According to Floodwood legend, Uncle Bill Korby (also the Gambles store operator there) shot a big doe from about 100 yards away with an old long bow. He was on Rocky Teller's television show in Duluth, describing how he got the doe. Teller owned a sporting goods store in West Duluth, was a camping outfitter, and had a weekly outdoor segment on WDSM in the 1960s.
My uncle was a good shot. He won a Minnesota State Archery senior championship in the late 1960s. I also have a cousin who owned Korby's Rink 'n' Range - a roller rink and shooting range combined - in Willow River who won the Minnesota State Archery masters championship several times. I thought it happened only in the movies, but I actually saw my cousin split an arrow that was lodged in the bullseye of a target.
Anyway, I purchased a compound bow from Loyden's that was on sale, some arrows and hunting tips, a quiver, a range finder and sights. After many hours and weeks of practice, I went to my brother's land in Wrenshall after work one day to try my luck hunting. Shooting a deer with a bow and arrow seemed more like sport to me and I thought I could handle it.
During archery season, there wasn't much time after work before sundown. I walked to the end of the property, climbed a tree and waited. I clipped my quiver on a branch. Soon, on the opposite side of the field, two does emerged. Then I heard a buck snorting. I never saw it, but it certainly got my attention. The hair stood up on the back of my neck.

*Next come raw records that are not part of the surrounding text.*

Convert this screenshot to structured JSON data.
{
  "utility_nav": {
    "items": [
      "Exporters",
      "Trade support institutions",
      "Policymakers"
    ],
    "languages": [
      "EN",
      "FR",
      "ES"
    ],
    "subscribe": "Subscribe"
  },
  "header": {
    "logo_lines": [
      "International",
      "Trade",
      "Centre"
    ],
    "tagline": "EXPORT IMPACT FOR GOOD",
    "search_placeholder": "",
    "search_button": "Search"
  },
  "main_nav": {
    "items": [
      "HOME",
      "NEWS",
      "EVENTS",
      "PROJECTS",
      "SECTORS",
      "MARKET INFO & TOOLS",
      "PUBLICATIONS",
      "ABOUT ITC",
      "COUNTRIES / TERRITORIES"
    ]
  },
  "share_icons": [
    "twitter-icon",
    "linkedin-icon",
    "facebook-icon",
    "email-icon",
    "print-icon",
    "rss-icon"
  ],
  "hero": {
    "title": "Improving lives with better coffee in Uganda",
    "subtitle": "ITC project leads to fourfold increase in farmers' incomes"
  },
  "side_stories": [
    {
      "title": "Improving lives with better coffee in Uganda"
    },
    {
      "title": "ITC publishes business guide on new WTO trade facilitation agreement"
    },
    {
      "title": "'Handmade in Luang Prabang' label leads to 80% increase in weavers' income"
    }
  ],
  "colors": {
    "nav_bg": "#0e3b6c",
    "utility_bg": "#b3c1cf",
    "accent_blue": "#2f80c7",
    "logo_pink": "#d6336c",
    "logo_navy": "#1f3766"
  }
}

After waiting for a while, but probably only minutes, I decided the deer weren't going to come to my side of the field and if I wanted to get a shot, I had to go to them. As quietly as possible and with no quick movements, I descended from the tree. I elected to leave the quiver in the tree for fear of the clip being noisy and also thinking if I got one shot off I'd be lucky.
I got onto my belly and crawled on the grass for about 75 yards. The two deer were both eating with their heads down. One was quite a bit larger than the other. I determined that I was as close as I could get to the deer before I'd spook them. I put the rangefinder on the brown carcass, stood, and took aim.

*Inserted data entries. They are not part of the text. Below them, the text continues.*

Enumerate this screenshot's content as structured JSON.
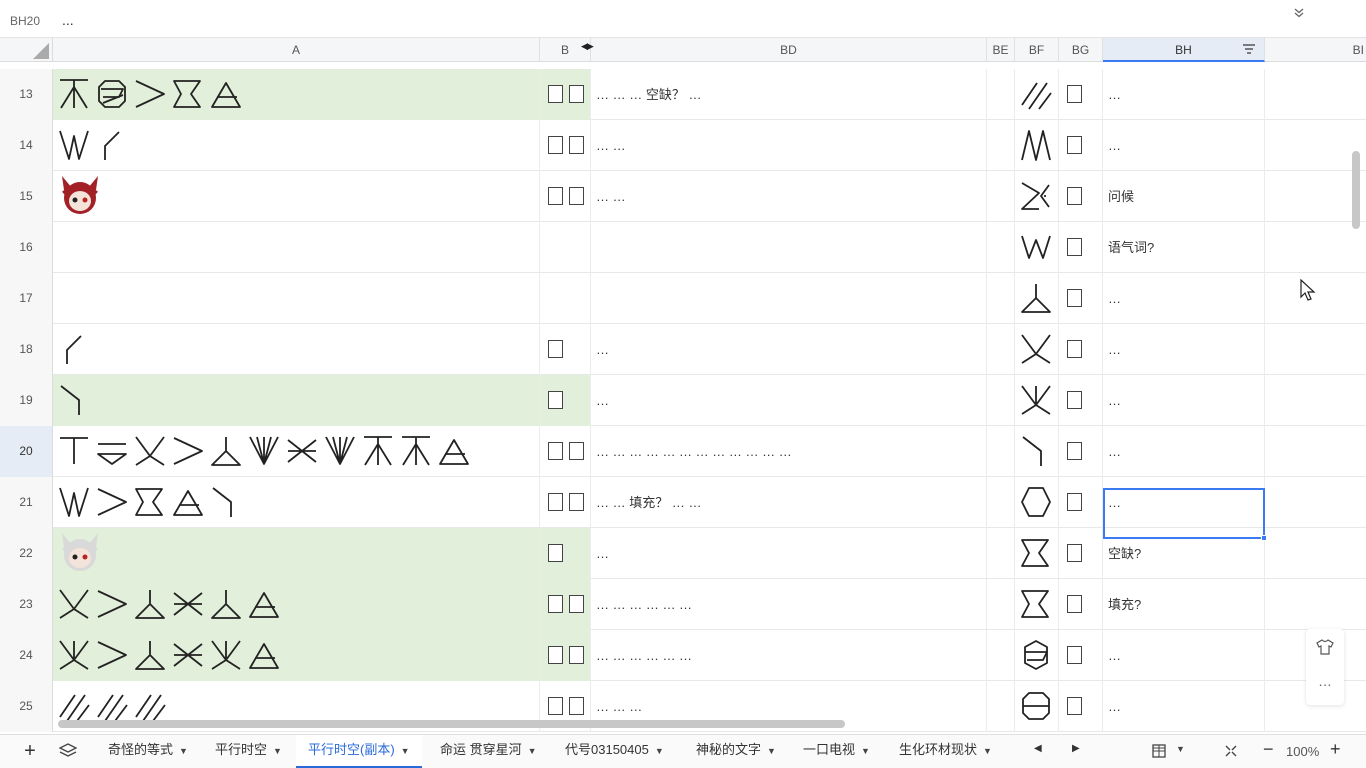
{
  "formula_bar": {
    "cell_ref": "BH20",
    "content": "..."
  },
  "columns": [
    {
      "id": "A",
      "label": "A"
    },
    {
      "id": "B",
      "label": "B"
    },
    {
      "id": "BD",
      "label": "BD"
    },
    {
      "id": "BE",
      "label": "BE"
    },
    {
      "id": "BF",
      "label": "BF"
    },
    {
      "id": "BG",
      "label": "BG"
    },
    {
      "id": "BH",
      "label": "BH"
    },
    {
      "id": "BI",
      "label": "BI"
    }
  ],
  "rows": [
    {
      "num": "13",
      "b_boxes": 2,
      "bd": "… … … 空缺？ …",
      "bh": "…",
      "green": true
    },
    {
      "num": "14",
      "b_boxes": 2,
      "bd": "… …",
      "bh": "…",
      "green": false
    },
    {
      "num": "15",
      "b_boxes": 2,
      "bd": "… …",
      "bh": "问候",
      "green": false
    },
    {
      "num": "16",
      "b_boxes": 0,
      "bd": "",
      "bh": "语气词?",
      "green": false
    },
    {
      "num": "17",
      "b_boxes": 0,
      "bd": "",
      "bh": "…",
      "green": false
    },
    {
      "num": "18",
      "b_boxes": 1,
      "bd": "…",
      "bh": "…",
      "green": false
    },
    {
      "num": "19",
      "b_boxes": 1,
      "bd": "…",
      "bh": "…",
      "green": true
    },
    {
      "num": "20",
      "b_boxes": 2,
      "bd": "… … … … … … … … … … … …",
      "bh": "…",
      "green": false,
      "active": true
    },
    {
      "num": "21",
      "b_boxes": 2,
      "bd": "… … 填充？ … …",
      "bh": "…",
      "green": false
    },
    {
      "num": "22",
      "b_boxes": 1,
      "bd": "…",
      "bh": "空缺?",
      "green": true
    },
    {
      "num": "23",
      "b_boxes": 2,
      "bd": "… … … … … …",
      "bh": "填充?",
      "green": true
    },
    {
      "num": "24",
      "b_boxes": 2,
      "bd": "… … … … … …",
      "bh": "…",
      "green": true
    },
    {
      "num": "25",
      "b_boxes": 2,
      "bd": "… … …",
      "bh": "…",
      "green": false
    }
  ],
  "sheet_tabs": [
    {
      "label": "奇怪的等式",
      "active": false
    },
    {
      "label": "平行时空",
      "active": false
    },
    {
      "label": "平行时空(副本)",
      "active": true
    },
    {
      "label": "命运 贯穿星河",
      "active": false
    },
    {
      "label": "代号03150405",
      "active": false
    },
    {
      "label": "神秘的文字",
      "active": false
    },
    {
      "label": "一口电视",
      "active": false
    },
    {
      "label": "生化环材现状",
      "active": false
    }
  ],
  "zoom": {
    "value": "100%"
  },
  "side_tools": {
    "more": "…"
  },
  "colors": {
    "accent": "#3a7af2",
    "row_green": "#e2efda"
  },
  "icons": [
    "add-icon",
    "layers-icon",
    "filter-icon",
    "shirt-icon",
    "grid-view-icon",
    "freeze-icon",
    "cursor-icon"
  ]
}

The biggest deer was now broadside to me. I thought this was an easy shot. I couldn't miss. The arrow went inches under the doe's belly. The deer didn't move. I looked back in the tree where my quiver was and just sighed.
This was many years ago, but it remains indelible in my mind. Reflecting on my way home that night, I wondered how I would have tracked the deer into the night if it hadn't dropped right there, and how would I have brought it home if it had? They were questions I probably should have had the answers to before I let the arrow fly. It was the only shot I've taken at a deer with my Browning bow.
I did go deer hunting with my buddies during rifle season for a few more years, just carrying my bow along. I loved being outside, tramping through the woods, going to Monk's hunting shack in subfreezing temperatures, and all the other activities.
We weren't super-serious hunters. We'd go to the shack on Friday night, hunt fairly hard on Saturday, and then go have a steak at the Pequaywan Lake Resort Saturday night. We'd wake up Sunday morning (it was hard to give up the warm sleeping bag) and be back at the shack at noon for lunch and the Vikings - when games mattered during the Super Bowl years. Four of us would gather around a 6-inch black-and-white television that ran on batteries and had rabbit ear antennas. After a usual Vikings victory, we'd go outside and play tackle football or two-on-two basketball with an 8-foot basket, a ball that didn't bounce and no rules.
We had great fun, bandaged our injuries, and then headed home.
The memories and traditions from deer hunting are irreplaceable. I get it and understand deer fever. Some hunters my age now go with their grandkids and other younger relatives to keep the annual traditions going.
As for me, I think I'll roll over and cuddle with my wife under my warm quilt.
Steve Korby loves local history and sports. If you have a story suggestion for him, email [email protected]